### What you have to do:
Reproduce all records exactly.

═════ Given records ═════

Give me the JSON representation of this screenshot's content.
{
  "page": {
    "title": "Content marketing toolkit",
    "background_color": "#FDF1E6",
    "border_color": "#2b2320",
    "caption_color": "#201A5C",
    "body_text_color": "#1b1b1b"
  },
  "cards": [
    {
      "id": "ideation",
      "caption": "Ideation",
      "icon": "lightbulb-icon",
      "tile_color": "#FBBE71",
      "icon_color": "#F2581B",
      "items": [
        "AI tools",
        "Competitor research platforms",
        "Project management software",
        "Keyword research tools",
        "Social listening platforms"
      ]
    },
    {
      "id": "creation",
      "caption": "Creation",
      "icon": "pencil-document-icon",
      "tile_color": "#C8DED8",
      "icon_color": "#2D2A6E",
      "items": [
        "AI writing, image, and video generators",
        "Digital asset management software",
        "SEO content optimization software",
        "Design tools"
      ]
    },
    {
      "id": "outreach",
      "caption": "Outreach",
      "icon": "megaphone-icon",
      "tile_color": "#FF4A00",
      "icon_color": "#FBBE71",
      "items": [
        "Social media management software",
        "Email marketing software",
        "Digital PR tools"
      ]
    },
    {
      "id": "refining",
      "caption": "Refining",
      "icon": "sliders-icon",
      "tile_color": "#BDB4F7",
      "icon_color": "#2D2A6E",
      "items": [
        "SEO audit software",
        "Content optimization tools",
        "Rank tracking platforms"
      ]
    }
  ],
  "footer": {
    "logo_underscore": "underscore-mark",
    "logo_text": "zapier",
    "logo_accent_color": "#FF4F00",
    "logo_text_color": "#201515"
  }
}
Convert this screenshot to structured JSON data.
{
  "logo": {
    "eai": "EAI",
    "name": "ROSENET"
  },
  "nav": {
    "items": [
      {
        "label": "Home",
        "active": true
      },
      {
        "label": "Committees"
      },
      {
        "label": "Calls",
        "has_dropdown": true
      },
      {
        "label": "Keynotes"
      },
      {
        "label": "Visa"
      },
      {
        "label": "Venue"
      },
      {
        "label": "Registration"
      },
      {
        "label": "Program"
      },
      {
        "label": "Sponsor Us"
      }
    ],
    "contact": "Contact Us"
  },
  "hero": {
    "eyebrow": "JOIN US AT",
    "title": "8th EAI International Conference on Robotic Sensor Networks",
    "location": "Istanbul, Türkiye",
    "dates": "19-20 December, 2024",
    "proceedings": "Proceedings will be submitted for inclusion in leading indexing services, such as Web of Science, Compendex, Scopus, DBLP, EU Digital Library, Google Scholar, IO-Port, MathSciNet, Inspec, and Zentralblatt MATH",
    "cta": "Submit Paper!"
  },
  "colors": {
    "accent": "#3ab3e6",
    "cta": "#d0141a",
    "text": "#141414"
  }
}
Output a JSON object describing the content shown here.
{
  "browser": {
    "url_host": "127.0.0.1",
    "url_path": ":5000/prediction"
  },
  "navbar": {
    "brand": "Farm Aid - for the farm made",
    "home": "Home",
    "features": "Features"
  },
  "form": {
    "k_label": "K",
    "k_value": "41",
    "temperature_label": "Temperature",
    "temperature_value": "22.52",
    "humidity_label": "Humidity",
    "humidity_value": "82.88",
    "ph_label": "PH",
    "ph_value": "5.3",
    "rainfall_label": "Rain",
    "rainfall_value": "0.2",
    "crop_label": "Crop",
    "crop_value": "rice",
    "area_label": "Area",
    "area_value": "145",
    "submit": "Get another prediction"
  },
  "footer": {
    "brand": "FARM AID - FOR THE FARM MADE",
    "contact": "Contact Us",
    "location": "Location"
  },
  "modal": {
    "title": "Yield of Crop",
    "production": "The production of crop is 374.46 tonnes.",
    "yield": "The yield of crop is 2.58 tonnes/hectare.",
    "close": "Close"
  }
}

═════

### Output below:
Give me the JSON representation of this screenshot's content.
{
  "page": {
    "title": "Content marketing toolkit",
    "background_color": "#FDF1E6",
    "border_color": "#2b2320",
    "caption_color": "#201A5C",
    "body_text_color": "#1b1b1b"
  },
  "cards": [
    {
      "id": "ideation",
      "caption": "Ideation",
      "icon": "lightbulb-icon",
      "tile_color": "#FBBE71",
      "icon_color": "#F2581B",
      "items": [
        "AI tools",
        "Competitor research platforms",
        "Project management software",
        "Keyword research tools",
        "Social listening platforms"
      ]
    },
    {
      "id": "creation",
      "caption": "Creation",
      "icon": "pencil-document-icon",
      "tile_color": "#C8DED8",
      "icon_color": "#2D2A6E",
      "items": [
        "AI writing, image, and video generators",
        "Digital asset management software",
        "SEO content optimization software",
        "Design tools"
      ]
    },
    {
      "id": "outreach",
      "caption": "Outreach",
      "icon": "megaphone-icon",
      "tile_color": "#FF4A00",
      "icon_color": "#FBBE71",
      "items": [
        "Social media management software",
        "Email marketing software",
        "Digital PR tools"
      ]
    },
    {
      "id": "refining",
      "caption": "Refining",
      "icon": "sliders-icon",
      "tile_color": "#BDB4F7",
      "icon_color": "#2D2A6E",
      "items": [
        "SEO audit software",
        "Content optimization tools",
        "Rank tracking platforms"
      ]
    }
  ],
  "footer": {
    "logo_underscore": "underscore-mark",
    "logo_text": "zapier",
    "logo_accent_color": "#FF4F00",
    "logo_text_color": "#201515"
  }
}
Convert this screenshot to structured JSON data.
{
  "logo": {
    "eai": "EAI",
    "name": "ROSENET"
  },
  "nav": {
    "items": [
      {
        "label": "Home",
        "active": true
      },
      {
        "label": "Committees"
      },
      {
        "label": "Calls",
        "has_dropdown": true
      },
      {
        "label": "Keynotes"
      },
      {
        "label": "Visa"
      },
      {
        "label": "Venue"
      },
      {
        "label": "Registration"
      },
      {
        "label": "Program"
      },
      {
        "label": "Sponsor Us"
      }
    ],
    "contact": "Contact Us"
  },
  "hero": {
    "eyebrow": "JOIN US AT",
    "title": "8th EAI International Conference on Robotic Sensor Networks",
    "location": "Istanbul, Türkiye",
    "dates": "19-20 December, 2024",
    "proceedings": "Proceedings will be submitted for inclusion in leading indexing services, such as Web of Science, Compendex, Scopus, DBLP, EU Digital Library, Google Scholar, IO-Port, MathSciNet, Inspec, and Zentralblatt MATH",
    "cta": "Submit Paper!"
  },
  "colors": {
    "accent": "#3ab3e6",
    "cta": "#d0141a",
    "text": "#141414"
  }
}
Output a JSON object describing the content shown here.
{
  "browser": {
    "url_host": "127.0.0.1",
    "url_path": ":5000/prediction"
  },
  "navbar": {
    "brand": "Farm Aid - for the farm made",
    "home": "Home",
    "features": "Features"
  },
  "form": {
    "k_label": "K",
    "k_value": "41",
    "temperature_label": "Temperature",
    "temperature_value": "22.52",
    "humidity_label": "Humidity",
    "humidity_value": "82.88",
    "ph_label": "PH",
    "ph_value": "5.3",
    "rainfall_label": "Rain",
    "rainfall_value": "0.2",
    "crop_label": "Crop",
    "crop_value": "rice",
    "area_label": "Area",
    "area_value": "145",
    "submit": "Get another prediction"
  },
  "footer": {
    "brand": "FARM AID - FOR THE FARM MADE",
    "contact": "Contact Us",
    "location": "Location"
  },
  "modal": {
    "title": "Yield of Crop",
    "production": "The production of crop is 374.46 tonnes.",
    "yield": "The yield of crop is 2.58 tonnes/hectare.",
    "close": "Close"
  }
}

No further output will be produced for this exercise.